### DATA TO PROCESS

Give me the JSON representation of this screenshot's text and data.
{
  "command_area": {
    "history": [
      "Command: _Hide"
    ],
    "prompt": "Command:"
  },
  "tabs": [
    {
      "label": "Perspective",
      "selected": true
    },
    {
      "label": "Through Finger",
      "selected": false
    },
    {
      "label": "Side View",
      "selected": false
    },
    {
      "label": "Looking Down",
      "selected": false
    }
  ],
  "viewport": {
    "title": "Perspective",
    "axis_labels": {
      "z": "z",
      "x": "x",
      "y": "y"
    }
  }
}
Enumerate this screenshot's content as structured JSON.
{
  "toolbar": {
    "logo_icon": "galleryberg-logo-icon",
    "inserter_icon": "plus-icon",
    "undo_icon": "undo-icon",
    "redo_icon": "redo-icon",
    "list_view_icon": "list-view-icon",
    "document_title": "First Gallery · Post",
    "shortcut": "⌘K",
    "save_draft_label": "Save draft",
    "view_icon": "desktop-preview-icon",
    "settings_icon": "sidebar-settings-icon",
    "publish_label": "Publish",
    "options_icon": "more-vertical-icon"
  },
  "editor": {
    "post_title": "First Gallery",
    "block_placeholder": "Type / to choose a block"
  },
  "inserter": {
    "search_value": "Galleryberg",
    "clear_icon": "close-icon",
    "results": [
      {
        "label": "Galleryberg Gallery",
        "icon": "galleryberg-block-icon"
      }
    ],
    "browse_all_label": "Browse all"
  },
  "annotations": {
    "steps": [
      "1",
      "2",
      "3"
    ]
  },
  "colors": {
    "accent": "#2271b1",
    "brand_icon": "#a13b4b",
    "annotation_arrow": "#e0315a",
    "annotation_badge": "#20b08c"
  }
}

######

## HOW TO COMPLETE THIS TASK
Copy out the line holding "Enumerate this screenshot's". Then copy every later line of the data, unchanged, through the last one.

## EXERCISE RESPONSE
Enumerate this screenshot's content as structured JSON.
{
  "toolbar": {
    "logo_icon": "galleryberg-logo-icon",
    "inserter_icon": "plus-icon",
    "undo_icon": "undo-icon",
    "redo_icon": "redo-icon",
    "list_view_icon": "list-view-icon",
    "document_title": "First Gallery · Post",
    "shortcut": "⌘K",
    "save_draft_label": "Save draft",
    "view_icon": "desktop-preview-icon",
    "settings_icon": "sidebar-settings-icon",
    "publish_label": "Publish",
    "options_icon": "more-vertical-icon"
  },
  "editor": {
    "post_title": "First Gallery",
    "block_placeholder": "Type / to choose a block"
  },
  "inserter": {
    "search_value": "Galleryberg",
    "clear_icon": "close-icon",
    "results": [
      {
        "label": "Galleryberg Gallery",
        "icon": "galleryberg-block-icon"
      }
    ],
    "browse_all_label": "Browse all"
  },
  "annotations": {
    "steps": [
      "1",
      "2",
      "3"
    ]
  },
  "colors": {
    "accent": "#2271b1",
    "brand_icon": "#a13b4b",
    "annotation_arrow": "#e0315a",
    "annotation_badge": "#20b08c"
  }
}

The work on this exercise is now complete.